Article I. Environmental, Health and Safety 1
(a) Why Nanotechnology Is Important to the Environmental Protection Agency (EPA) 1
(b) Environmental Benefits of Nanotechnology 2
(c) Environmental Hazards 3
Article II. Ethical, Legal and Moral Issues 6
(a) Nano-ethics 7
(b) Some ethical dilemmas faced by nanotechnology are: 7
(c) Component driven by nanotechnology. 8
(d) Potential benefits of nanotechnology 8
(e) The social implications of nanotechnology. 9
Article III. Works Cited 10
Article I. Environmental, Health and Safety
(a) Why Nanotechnology Is Important to the Environmental Protection Agency (EPA)
Nanotechnology holds great promise for creating new materials with enhanced properties and attributes. These properties, such as greater catalytic efficiency, increased electrical conductivity, and improved hardness and strength, are a result of nanomaterials’ larger surface area per unit of volume and quantum effects that occur at the nanometer scale (“nanoscale”). Nanomaterials are already being used or tested in a wide range of products such as sunscreens, composites, medical and electronic devices, and chemical catalysts. Some of the same special properties that make nanomaterials useful are also properties that may cause some nanomaterials to pose hazards to humans and the environment, under specific conditions. Some nanomaterials that enter animal tissues may be able to pass through cell membranes or cross the blood-brain barrier. This may be a beneficial characteristic for such uses as targeted drug delivery and other disease treatments, but could result in unintended impacts in other uses or applications.
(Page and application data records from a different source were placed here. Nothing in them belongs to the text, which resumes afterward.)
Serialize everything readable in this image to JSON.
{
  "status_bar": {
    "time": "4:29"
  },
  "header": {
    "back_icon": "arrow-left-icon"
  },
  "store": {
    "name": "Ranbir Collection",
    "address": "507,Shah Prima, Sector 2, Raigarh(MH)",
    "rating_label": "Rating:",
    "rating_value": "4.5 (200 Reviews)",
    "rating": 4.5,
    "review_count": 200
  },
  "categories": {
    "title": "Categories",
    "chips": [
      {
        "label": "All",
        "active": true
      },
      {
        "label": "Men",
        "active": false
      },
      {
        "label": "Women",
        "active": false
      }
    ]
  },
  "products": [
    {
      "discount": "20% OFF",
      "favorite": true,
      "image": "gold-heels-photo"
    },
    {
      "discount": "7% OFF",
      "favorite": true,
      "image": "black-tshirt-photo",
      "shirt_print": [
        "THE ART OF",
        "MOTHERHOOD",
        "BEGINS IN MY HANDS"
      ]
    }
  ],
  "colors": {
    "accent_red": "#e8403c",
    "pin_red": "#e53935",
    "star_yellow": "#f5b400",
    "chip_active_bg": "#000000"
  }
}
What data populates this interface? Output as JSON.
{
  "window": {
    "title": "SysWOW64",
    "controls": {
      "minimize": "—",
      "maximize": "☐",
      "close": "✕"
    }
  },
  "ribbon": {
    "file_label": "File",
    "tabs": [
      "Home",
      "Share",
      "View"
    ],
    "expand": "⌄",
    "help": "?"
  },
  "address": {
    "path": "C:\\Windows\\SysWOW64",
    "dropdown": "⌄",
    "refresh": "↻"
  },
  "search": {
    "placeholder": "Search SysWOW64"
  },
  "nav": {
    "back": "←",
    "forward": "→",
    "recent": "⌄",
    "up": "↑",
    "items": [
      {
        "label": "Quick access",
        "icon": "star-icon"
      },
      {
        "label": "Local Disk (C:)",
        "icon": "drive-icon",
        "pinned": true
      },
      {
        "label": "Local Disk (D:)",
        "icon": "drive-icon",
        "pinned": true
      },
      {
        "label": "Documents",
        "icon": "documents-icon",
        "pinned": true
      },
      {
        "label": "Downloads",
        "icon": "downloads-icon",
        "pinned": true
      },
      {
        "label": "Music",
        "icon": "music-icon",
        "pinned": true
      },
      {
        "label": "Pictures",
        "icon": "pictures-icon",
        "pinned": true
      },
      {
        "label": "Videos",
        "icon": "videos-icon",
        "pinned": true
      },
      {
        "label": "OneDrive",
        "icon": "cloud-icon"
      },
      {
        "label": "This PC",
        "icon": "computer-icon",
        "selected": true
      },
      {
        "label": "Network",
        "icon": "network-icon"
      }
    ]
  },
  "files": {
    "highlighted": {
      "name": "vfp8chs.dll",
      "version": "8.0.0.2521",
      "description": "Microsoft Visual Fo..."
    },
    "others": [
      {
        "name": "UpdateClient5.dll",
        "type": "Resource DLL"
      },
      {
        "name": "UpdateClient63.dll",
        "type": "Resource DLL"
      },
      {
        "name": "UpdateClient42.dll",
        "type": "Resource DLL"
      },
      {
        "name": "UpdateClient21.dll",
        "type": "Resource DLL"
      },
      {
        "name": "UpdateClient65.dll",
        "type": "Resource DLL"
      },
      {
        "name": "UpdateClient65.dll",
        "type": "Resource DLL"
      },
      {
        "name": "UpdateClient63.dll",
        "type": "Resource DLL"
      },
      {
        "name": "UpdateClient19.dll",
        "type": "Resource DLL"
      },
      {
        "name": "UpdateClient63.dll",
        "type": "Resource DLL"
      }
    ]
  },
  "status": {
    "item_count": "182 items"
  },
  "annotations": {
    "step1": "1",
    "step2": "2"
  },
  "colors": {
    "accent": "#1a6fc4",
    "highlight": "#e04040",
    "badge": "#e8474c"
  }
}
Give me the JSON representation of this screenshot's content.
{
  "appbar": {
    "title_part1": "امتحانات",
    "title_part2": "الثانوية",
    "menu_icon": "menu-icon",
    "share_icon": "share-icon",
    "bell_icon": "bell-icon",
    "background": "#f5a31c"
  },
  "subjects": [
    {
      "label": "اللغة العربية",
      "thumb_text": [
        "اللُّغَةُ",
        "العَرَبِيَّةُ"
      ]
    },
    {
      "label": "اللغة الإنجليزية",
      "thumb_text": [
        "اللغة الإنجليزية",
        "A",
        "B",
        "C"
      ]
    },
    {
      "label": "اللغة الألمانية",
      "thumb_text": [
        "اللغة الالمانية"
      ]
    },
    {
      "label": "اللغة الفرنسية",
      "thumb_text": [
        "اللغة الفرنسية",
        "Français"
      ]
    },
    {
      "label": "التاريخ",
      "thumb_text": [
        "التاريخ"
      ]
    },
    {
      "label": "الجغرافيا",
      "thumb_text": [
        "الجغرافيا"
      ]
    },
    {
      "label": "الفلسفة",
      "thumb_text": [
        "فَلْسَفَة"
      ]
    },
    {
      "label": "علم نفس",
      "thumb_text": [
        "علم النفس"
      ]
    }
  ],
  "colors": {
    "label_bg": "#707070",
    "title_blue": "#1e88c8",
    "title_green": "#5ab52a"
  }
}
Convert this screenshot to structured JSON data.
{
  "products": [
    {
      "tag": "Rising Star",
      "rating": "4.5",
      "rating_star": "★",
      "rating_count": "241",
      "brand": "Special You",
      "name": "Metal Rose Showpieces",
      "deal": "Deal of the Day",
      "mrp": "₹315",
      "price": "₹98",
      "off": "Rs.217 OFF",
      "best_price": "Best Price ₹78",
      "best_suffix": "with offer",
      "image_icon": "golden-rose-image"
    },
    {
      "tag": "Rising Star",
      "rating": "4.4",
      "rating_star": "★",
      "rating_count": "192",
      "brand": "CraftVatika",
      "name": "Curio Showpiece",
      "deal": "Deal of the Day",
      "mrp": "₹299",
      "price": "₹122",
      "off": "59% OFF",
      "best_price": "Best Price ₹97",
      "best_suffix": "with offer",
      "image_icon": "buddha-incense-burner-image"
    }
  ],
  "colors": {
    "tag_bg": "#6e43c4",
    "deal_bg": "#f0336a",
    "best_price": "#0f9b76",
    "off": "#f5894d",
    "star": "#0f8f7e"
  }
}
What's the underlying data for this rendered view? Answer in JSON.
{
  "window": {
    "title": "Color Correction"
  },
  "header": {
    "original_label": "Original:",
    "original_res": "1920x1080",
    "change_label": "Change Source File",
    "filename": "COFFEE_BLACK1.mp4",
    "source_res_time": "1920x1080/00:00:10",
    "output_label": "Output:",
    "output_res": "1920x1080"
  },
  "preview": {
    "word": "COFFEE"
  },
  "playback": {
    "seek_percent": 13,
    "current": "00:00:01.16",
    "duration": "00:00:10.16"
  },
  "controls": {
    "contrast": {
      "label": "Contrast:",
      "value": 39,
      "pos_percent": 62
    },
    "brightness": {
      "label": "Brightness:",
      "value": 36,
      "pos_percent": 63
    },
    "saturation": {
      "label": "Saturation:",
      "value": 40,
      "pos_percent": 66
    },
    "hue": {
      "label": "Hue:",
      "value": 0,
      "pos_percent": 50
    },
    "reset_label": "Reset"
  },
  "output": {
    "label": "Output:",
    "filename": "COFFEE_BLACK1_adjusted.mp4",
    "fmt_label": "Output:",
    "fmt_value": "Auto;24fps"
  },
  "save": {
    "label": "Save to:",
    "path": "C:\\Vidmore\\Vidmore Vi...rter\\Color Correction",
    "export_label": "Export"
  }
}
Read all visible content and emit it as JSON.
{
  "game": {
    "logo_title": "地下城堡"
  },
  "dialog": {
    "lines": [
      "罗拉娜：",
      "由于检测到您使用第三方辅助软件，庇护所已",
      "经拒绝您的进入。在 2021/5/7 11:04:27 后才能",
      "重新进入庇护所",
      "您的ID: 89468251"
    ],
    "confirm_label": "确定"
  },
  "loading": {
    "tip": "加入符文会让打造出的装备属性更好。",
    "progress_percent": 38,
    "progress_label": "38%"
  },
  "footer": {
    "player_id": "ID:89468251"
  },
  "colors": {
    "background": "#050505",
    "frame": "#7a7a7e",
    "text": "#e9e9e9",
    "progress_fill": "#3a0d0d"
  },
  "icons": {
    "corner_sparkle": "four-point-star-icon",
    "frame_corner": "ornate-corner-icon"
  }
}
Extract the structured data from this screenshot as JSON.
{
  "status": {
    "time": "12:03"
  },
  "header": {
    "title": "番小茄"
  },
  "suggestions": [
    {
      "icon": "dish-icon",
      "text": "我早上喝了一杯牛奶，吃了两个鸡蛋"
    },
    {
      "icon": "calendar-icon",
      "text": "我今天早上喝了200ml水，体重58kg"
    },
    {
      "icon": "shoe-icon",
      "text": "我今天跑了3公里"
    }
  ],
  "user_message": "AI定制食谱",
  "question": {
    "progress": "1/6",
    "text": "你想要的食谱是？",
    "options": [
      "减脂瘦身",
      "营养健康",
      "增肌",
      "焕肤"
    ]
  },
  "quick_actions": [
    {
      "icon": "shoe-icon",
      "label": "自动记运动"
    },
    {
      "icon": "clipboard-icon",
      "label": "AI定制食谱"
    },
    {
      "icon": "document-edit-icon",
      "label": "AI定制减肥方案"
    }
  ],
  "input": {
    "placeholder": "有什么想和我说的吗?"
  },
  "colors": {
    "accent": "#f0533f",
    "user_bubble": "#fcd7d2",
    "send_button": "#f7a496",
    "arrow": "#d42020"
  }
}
Inhaled nanoparticles may become lodged in the lung or be translocated, and the high durability and reactivity of some nanomaterials raise issues of their fate in the environment. It may be that in most cases nanomaterials will not be of human health or ecological concern. However, at this point not enough information exists to assess environmental exposure for most engineered nanomaterials. This information is important because EPA will need a sound scientific basis for assessing and managing any unforeseen future impacts resulting from the introduction of nanoparticles and nanomaterials into the environment.
A challenge for environmental protection is to help fully realize the societal benefits of nanotechnology while identifying and minimizing any adverse impacts to humans or ecosystems from exposure to nanomaterials. (Advisor, 2007)
(b) Environmental Benefits of Nanotechnology
Nanotechnology offers the potential to improve exposure assessment by facilitating collection of large numbers of measurements at a lower cost and improved specificity. It soon will be possible to develop micro- and nanoscale sensor arrays that can detect specific sets of harmful agents in the environment at very low concentrations.
Nanotechnology has the potential to contribute to long-term water quality, availability, and viability of water resources, such as through advanced filtration that enables more water reuse, recycling, and desalinization. Applications potentially extend even more broadly to ecological health. One long-term challenge to water quality in the Gulf of Mexico, the Chesapeake Bay, and elsewhere is the buildup of nutrients and toxic substances due to runoff from agriculture, lawns, and gardens.
There is potential for nanotechnology to contribute to reductions in energy demand through lighter materials for vehicles, materials and geometries that contribute to more effective temperature control, technologies that improve manufacturing process efficiency, materials that increase the efficiency of electrical components and transmission lines, and materials that could contribute to a new generation of fuel cells and a potential hydrogen economy.
Nanotechnology may also lead to more efficient and effective use of materials. For example,…